**TASK TO COMPLETE:** The records below need to be set down again exactly; their images stay out.

**STORED DATA:**
##############################
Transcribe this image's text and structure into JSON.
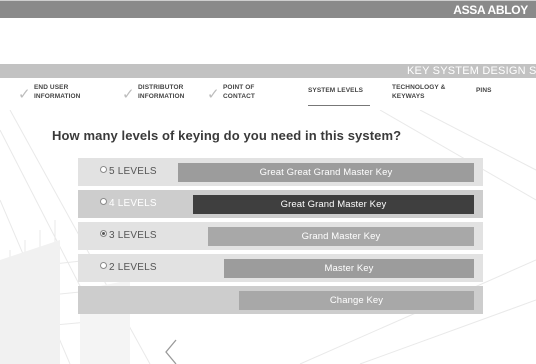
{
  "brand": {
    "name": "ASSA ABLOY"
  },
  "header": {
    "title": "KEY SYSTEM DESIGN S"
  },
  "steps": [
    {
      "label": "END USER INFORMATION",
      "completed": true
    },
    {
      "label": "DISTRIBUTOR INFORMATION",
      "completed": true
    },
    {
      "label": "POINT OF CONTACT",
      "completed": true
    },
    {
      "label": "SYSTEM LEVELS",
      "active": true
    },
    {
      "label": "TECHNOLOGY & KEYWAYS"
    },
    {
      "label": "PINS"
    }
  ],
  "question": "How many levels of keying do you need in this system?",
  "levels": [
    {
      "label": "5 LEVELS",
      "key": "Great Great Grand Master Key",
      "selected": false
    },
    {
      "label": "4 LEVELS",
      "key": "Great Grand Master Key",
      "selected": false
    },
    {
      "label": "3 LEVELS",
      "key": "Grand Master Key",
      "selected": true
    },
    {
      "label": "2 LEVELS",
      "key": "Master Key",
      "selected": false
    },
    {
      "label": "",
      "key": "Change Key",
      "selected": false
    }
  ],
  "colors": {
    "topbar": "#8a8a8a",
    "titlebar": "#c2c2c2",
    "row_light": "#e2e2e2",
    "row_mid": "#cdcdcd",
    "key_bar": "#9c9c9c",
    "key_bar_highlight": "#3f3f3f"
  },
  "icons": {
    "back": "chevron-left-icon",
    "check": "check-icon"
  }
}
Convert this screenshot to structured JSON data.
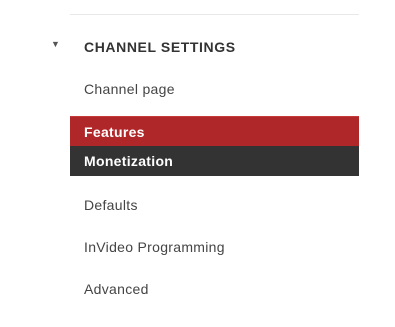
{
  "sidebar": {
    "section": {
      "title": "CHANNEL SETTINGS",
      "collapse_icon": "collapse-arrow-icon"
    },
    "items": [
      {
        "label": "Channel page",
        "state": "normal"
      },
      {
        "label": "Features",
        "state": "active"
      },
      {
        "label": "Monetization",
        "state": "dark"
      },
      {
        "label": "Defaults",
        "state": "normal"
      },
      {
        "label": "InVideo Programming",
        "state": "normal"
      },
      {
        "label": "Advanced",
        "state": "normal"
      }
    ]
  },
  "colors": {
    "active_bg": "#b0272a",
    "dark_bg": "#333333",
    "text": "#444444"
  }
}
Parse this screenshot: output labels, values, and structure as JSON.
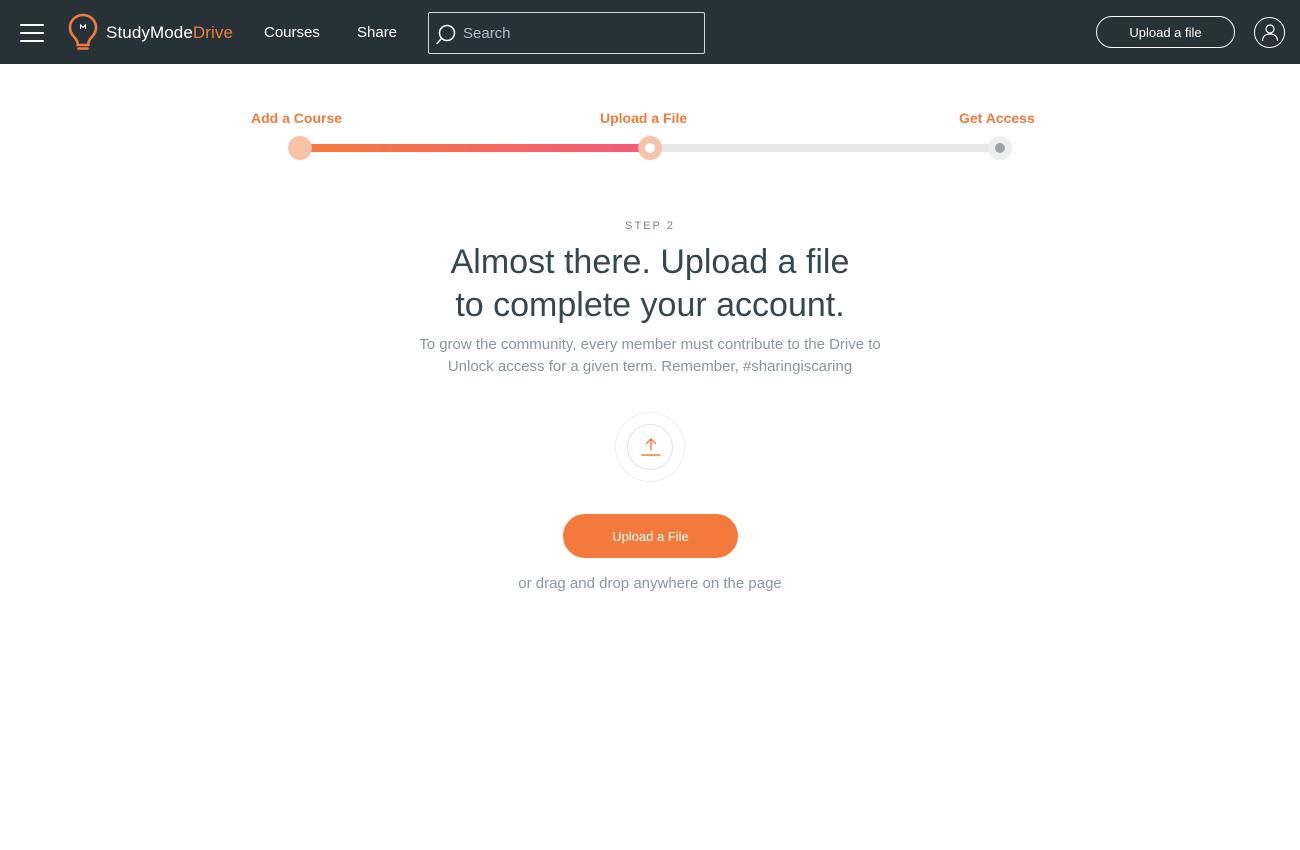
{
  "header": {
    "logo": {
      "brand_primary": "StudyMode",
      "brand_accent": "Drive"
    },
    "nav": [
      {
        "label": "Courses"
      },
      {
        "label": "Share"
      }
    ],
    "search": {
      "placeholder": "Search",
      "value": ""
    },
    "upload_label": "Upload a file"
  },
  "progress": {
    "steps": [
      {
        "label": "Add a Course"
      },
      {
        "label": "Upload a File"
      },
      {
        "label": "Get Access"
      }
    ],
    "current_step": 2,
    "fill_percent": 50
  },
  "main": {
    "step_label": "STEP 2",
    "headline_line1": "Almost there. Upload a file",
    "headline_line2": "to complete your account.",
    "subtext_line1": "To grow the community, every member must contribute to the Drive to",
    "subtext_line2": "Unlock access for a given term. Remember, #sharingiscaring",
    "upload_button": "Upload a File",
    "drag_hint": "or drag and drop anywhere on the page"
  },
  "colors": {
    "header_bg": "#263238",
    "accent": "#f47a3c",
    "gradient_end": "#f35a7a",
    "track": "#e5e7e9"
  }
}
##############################
**WRITTEN RESPONSE:**
Transcribe this image's text and structure into JSON.
{
  "brand": {
    "name": "ASSA ABLOY"
  },
  "header": {
    "title": "KEY SYSTEM DESIGN S"
  },
  "steps": [
    {
      "label": "END USER INFORMATION",
      "completed": true
    },
    {
      "label": "DISTRIBUTOR INFORMATION",
      "completed": true
    },
    {
      "label": "POINT OF CONTACT",
      "completed": true
    },
    {
      "label": "SYSTEM LEVELS",
      "active": true
    },
    {
      "label": "TECHNOLOGY & KEYWAYS"
    },
    {
      "label": "PINS"
    }
  ],
  "question": "How many levels of keying do you need in this system?",
  "levels": [
    {
      "label": "5 LEVELS",
      "key": "Great Great Grand Master Key",
      "selected": false
    },
    {
      "label": "4 LEVELS",
      "key": "Great Grand Master Key",
      "selected": false
    },
    {
      "label": "3 LEVELS",
      "key": "Grand Master Key",
      "selected": true
    },
    {
      "label": "2 LEVELS",
      "key": "Master Key",
      "selected": false
    },
    {
      "label": "",
      "key": "Change Key",
      "selected": false
    }
  ],
  "colors": {
    "topbar": "#8a8a8a",
    "titlebar": "#c2c2c2",
    "row_light": "#e2e2e2",
    "row_mid": "#cdcdcd",
    "key_bar": "#9c9c9c",
    "key_bar_highlight": "#3f3f3f"
  },
  "icons": {
    "back": "chevron-left-icon",
    "check": "check-icon"
  }
}
Convert this screenshot to structured JSON data.
{
  "sidebar": {
    "section": {
      "title": "CHANNEL SETTINGS",
      "collapse_icon": "collapse-arrow-icon"
    },
    "items": [
      {
        "label": "Channel page",
        "state": "normal"
      },
      {
        "label": "Features",
        "state": "active"
      },
      {
        "label": "Monetization",
        "state": "dark"
      },
      {
        "label": "Defaults",
        "state": "normal"
      },
      {
        "label": "InVideo Programming",
        "state": "normal"
      },
      {
        "label": "Advanced",
        "state": "normal"
      }
    ]
  },
  "colors": {
    "active_bg": "#b0272a",
    "dark_bg": "#333333",
    "text": "#444444"
  }
}
Parse this screenshot: output labels, values, and structure as JSON.
{
  "header": {
    "logo": {
      "brand_primary": "StudyMode",
      "brand_accent": "Drive"
    },
    "nav": [
      {
        "label": "Courses"
      },
      {
        "label": "Share"
      }
    ],
    "search": {
      "placeholder": "Search",
      "value": ""
    },
    "upload_label": "Upload a file"
  },
  "progress": {
    "steps": [
      {
        "label": "Add a Course"
      },
      {
        "label": "Upload a File"
      },
      {
        "label": "Get Access"
      }
    ],
    "current_step": 2,
    "fill_percent": 50
  },
  "main": {
    "step_label": "STEP 2",
    "headline_line1": "Almost there. Upload a file",
    "headline_line2": "to complete your account.",
    "subtext_line1": "To grow the community, every member must contribute to the Drive to",
    "subtext_line2": "Unlock access for a given term. Remember, #sharingiscaring",
    "upload_button": "Upload a File",
    "drag_hint": "or drag and drop anywhere on the page"
  },
  "colors": {
    "header_bg": "#263238",
    "accent": "#f47a3c",
    "gradient_end": "#f35a7a",
    "track": "#e5e7e9"
  }
}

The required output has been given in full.